Problem description — Below are some entries; state how many of their lines include the word "Case" and give no more than that number.

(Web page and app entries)
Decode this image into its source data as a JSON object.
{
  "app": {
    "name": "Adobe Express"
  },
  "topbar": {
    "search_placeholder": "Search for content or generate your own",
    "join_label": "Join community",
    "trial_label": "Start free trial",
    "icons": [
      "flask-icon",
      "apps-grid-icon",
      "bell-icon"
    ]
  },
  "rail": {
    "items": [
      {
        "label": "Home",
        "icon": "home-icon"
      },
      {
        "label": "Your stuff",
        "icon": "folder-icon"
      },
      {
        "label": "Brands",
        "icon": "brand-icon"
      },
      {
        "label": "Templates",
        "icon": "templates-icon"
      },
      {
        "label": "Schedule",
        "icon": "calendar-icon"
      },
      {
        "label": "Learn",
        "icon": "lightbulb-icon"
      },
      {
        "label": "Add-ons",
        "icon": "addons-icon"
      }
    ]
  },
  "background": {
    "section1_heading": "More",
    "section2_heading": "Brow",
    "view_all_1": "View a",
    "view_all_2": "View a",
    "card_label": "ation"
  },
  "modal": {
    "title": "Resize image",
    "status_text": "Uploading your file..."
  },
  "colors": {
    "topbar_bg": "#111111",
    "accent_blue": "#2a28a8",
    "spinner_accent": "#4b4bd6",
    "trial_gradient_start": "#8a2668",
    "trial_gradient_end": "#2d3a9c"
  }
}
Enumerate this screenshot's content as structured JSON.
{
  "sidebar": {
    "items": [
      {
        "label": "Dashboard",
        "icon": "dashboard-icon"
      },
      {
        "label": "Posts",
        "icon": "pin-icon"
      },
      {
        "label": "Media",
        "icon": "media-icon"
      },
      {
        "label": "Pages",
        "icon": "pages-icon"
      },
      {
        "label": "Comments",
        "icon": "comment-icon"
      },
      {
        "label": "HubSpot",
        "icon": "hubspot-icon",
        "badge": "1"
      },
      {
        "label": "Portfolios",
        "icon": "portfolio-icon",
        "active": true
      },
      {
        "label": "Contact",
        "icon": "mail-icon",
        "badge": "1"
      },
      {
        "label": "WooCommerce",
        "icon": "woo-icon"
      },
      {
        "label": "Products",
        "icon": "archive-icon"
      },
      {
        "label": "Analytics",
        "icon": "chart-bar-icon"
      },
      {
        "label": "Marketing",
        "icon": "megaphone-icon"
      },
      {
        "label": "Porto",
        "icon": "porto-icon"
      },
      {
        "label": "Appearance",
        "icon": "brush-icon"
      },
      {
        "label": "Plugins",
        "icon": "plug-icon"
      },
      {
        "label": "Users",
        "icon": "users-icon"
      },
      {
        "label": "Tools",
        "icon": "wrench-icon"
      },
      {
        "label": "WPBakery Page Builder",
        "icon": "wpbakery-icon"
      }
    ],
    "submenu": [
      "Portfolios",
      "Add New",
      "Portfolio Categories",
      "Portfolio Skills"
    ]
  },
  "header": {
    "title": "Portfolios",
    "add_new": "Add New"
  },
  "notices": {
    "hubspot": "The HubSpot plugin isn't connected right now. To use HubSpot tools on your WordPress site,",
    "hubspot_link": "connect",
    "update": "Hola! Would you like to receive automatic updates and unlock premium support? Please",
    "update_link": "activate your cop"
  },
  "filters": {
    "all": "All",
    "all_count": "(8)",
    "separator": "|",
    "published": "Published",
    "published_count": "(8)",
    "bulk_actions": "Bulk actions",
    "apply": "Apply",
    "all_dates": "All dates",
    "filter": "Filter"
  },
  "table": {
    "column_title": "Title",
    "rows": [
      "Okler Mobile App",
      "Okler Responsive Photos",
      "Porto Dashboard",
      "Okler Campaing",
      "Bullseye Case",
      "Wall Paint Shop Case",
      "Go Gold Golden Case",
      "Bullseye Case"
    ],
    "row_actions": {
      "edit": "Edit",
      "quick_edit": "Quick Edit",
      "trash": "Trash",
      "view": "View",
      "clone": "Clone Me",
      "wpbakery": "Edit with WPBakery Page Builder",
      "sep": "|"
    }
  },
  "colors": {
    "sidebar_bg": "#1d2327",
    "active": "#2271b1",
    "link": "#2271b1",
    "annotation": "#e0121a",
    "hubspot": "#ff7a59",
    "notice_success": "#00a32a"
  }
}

Expected answer — 4